Asked how they'd spend the $293.7 million they won in November's record Powerball lottery, a Missouri couple told reporters they planned to buy a Camaro. They plan to travel to China. They might adopt a second daughter. They'll up their grandkids' college tuition. OK, so that leaves $293.6 million.
They obviously have absolutely no idea how much money $293.7 million is.
Mark and Cindy Hill seem like an average couple in their early 50s. Working class. Salt of the Earth. But man, what a waste of money. $200,000 would have been more than enough to change their lives. Not really knowing what to do with such a massive sum, the Hills will likely waste most of it on America's self-perpetuating charity industry, which says that spending up to 35 percent of donor money on six-figure executive salaries and other luxuries is perfectly acceptable.
It is, of course, the Hills' quarter-billion-plus to spend/squander, not mine. Let's get something straight: I'm not jealous. I can't envy the Hills because there is no way I could have won because I don't buy tickets. However, I do know how I'd spend their money.
Like the Hills, I'm a Midwest boy without fancy tastes. I'd pay off my mortgage and credit cards. I'd buy my mom a house over the ocean. I'd buy one of those new Challengers. Which would leave me $293.4 million.
Lottery winners always talk about helping their families. What about their friends? I have friends whose lives would be instantly transformed by $5 million checks. Brilliant cartoonists who could quit grueling day jobs and focus on developing their careers. Ailing writers who could finally get medical care for chronic conditions. Aspiring entrepreneurs who could capitalize their great ideas. People who are stressed out because work is scarce or nonexistent and are having trouble making ends meet. I have a couple dozen of friends like that. Helping them out would cost me about $100 million. Money well spent.
I want to help transform the media. That's my big dream. Unfortunately, I will never realize it because I don't have access to the kind of capital necessary.
The disintegration of print newspapers and the failure/refusal of digital media to deeply invest in serious journalism and smart commentary and satire is making Americans stupider, allowing evil corporations and corrupt, lazy politicians to thrive.
Warren Buffett is a smart man, picking up newspapers at rock-bottom prices. Personally, I'd buy The Los Angeles Times now that its parent, the Tribune Company, has emerged from bankruptcy. Experts guesstimate you could pick the Times for $185 million or less.
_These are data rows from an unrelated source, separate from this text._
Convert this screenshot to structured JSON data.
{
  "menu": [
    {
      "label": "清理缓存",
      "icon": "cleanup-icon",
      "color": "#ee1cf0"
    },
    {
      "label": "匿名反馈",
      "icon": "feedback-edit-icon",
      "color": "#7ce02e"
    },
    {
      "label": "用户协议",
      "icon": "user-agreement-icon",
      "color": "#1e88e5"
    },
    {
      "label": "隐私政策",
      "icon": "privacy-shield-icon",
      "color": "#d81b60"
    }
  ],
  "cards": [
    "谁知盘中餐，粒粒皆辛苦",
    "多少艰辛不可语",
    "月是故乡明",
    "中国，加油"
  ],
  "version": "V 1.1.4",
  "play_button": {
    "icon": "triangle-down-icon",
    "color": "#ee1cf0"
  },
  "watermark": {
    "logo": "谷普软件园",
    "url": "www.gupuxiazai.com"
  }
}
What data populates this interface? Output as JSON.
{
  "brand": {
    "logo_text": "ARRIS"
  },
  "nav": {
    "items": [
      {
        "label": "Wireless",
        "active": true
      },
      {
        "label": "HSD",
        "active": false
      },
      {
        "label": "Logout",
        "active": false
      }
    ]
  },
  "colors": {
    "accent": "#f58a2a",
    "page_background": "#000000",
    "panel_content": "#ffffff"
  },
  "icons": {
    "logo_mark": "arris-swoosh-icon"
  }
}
Aside from the fun of running a major metropolitan daily newspaper--12 pages of full-color comics! Hire a kick-ass investigative reporter to infiltrate government! Create an editorial page that runs no one to the right of Mao Tse-Tung!--I think the Times would be a fab investment.
People say newspapers are dying. Specific companies are hurting, many are dying, but the dead tree form is here to stay. Print magazines and newspapers will get their groove back when they understand what they are for. The Internet is for short updates. Print is for long-form analysis. Print tells you why you should care about what happened.
We need serious analysis, but no one wants to read 15,000 words on a smartphone. The publications that are doing OK are embracing in-depth feature stories. Publishers are going to figure out the destiny of print is longer, smarter content.
The future of newspapers in the United States will look a lot like Europe, where nations have a few big national newspapers, each of which serves a particular political orientation or interest, like sports or finance, and individual communities are served by hyperlocal outlets and, possibly, regional ones that would go to, for example, people in the Southwest.
We already have a few big national newspapers. USA Today was first. The New York Times is our big national paper of news and high culture. The Wall Street Journal is the national paper of finance. The Washington Post should be the big national political paper, but its management doesn't get it. There should be a national newspaper for entertainment and the logical candidate is the Los Angeles Times. It has the contacts, the location and the brand recognition to pull it off. What they need is for someone to point them in the right direction.
Not only would you make a killing, you'd establish a template to revive American journalism. Don't forget, more than 90 percent of all news stories originate in newspapers.
I may never win a Pulitzer, but no one can take having been a cartoonist-columnist-newspaper-baron-warlord away from you.